■ Problem statement
Look through the data below. Pick out the lines holding the string "this".

%%

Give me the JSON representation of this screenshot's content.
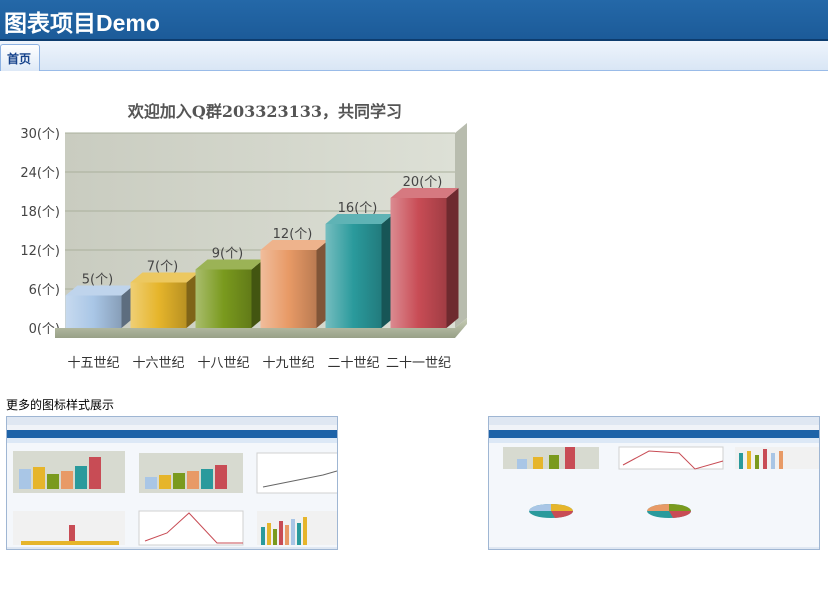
{
  "app": {
    "title": "图表项目Demo"
  },
  "tabs": [
    {
      "label": "首页"
    }
  ],
  "chart_data": {
    "type": "bar",
    "title": "欢迎加入Q群203323133，共同学习",
    "categories": [
      "十五世纪",
      "十六世纪",
      "十八世纪",
      "十九世纪",
      "二十世纪",
      "二十一世纪"
    ],
    "values": [
      5,
      7,
      9,
      12,
      16,
      20
    ],
    "data_labels": [
      "5(个)",
      "7(个)",
      "9(个)",
      "12(个)",
      "16(个)",
      "20(个)"
    ],
    "y_ticks": [
      "0(个)",
      "6(个)",
      "12(个)",
      "18(个)",
      "24(个)",
      "30(个)"
    ],
    "ylim": [
      0,
      30
    ],
    "grid": true,
    "legend": "none",
    "colors": [
      "#a9c6e6",
      "#e6b52b",
      "#7a9a1e",
      "#e89a66",
      "#2a9a9c",
      "#c84c55"
    ]
  },
  "more": {
    "label": "更多的图标样式展示"
  },
  "previews": [
    {
      "name": "preview-dashboard-1"
    },
    {
      "name": "preview-dashboard-2"
    }
  ]
}
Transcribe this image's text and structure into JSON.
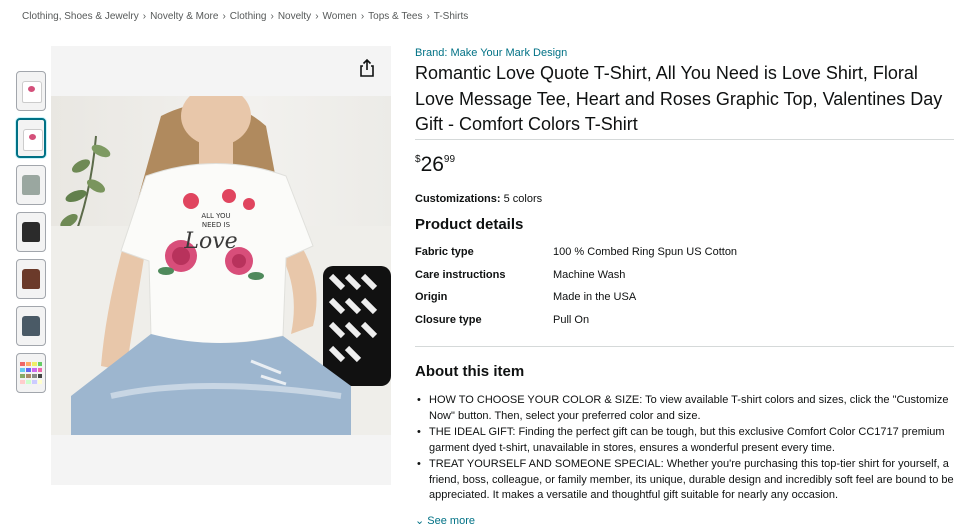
{
  "breadcrumb": [
    "Clothing, Shoes & Jewelry",
    "Novelty & More",
    "Clothing",
    "Novelty",
    "Women",
    "Tops & Tees",
    "T-Shirts"
  ],
  "breadcrumb_separator": "›",
  "brand": "Brand: Make Your Mark Design",
  "title": "Romantic Love Quote T-Shirt, All You Need is Love Shirt, Floral Love Message Tee, Heart and Roses Graphic Top, Valentines Day Gift - Comfort Colors T-Shirt",
  "price": {
    "currency": "$",
    "whole": "26",
    "fraction": "99"
  },
  "customizations": {
    "label": "Customizations:",
    "value": "5 colors"
  },
  "product_details": {
    "heading": "Product details",
    "rows": [
      {
        "key": "Fabric type",
        "value": "100 % Combed Ring Spun US Cotton"
      },
      {
        "key": "Care instructions",
        "value": "Machine Wash"
      },
      {
        "key": "Origin",
        "value": "Made in the USA"
      },
      {
        "key": "Closure type",
        "value": "Pull On"
      }
    ]
  },
  "about": {
    "heading": "About this item",
    "bullets": [
      "HOW TO CHOOSE YOUR COLOR & SIZE: To view available T-shirt colors and sizes, click the \"Customize Now\" button. Then, select your preferred color and size.",
      "THE IDEAL GIFT: Finding the perfect gift can be tough, but this exclusive Comfort Color CC1717 premium garment dyed t-shirt, unavailable in stores, ensures a wonderful present every time.",
      "TREAT YOURSELF AND SOMEONE SPECIAL: Whether you're purchasing this top-tier shirt for yourself, a friend, boss, colleague, or family member, its unique, durable design and incredibly soft feel are bound to be appreciated. It makes a versatile and thoughtful gift suitable for nearly any occasion."
    ],
    "see_more": "See more"
  },
  "image": {
    "graphic_text": [
      "ALL YOU",
      "NEED IS",
      "Love"
    ]
  },
  "thumbnails": [
    {
      "icon": "shirt-photo-thumbnail",
      "color": "#ffffff"
    },
    {
      "icon": "shirt-photo-thumbnail",
      "color": "#ffffff"
    },
    {
      "icon": "shirt-photo-thumbnail",
      "color": "#9aa7a0"
    },
    {
      "icon": "shirt-photo-thumbnail",
      "color": "#2b2b2b"
    },
    {
      "icon": "shirt-photo-thumbnail",
      "color": "#6b3a2a"
    },
    {
      "icon": "shirt-photo-thumbnail",
      "color": "#4a5a66"
    },
    {
      "icon": "color-chart-thumbnail",
      "color": "#cfcfcf"
    }
  ],
  "colors": {
    "link": "#007185",
    "text": "#0F1111",
    "muted": "#565959",
    "divider": "#d5d9d9"
  }
}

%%

■ Problem solution
Give me the JSON representation of this screenshot's content.
Transcribe this image's text and structure into JSON.
    "heading": "About this item",
      "THE IDEAL GIFT: Finding the perfect gift can be tough, but this exclusive Comfort Color CC1717 premium garment dyed t-shirt, unavailable in stores, ensures a wonderful present every time.",
      "TREAT YOURSELF AND SOMEONE SPECIAL: Whether you're purchasing this top-tier shirt for yourself, a friend, boss, colleague, or family member, its unique, durable design and incredibly soft feel are bound to be appreciated. It makes a versatile and thoughtful gift suitable for nearly any occasion."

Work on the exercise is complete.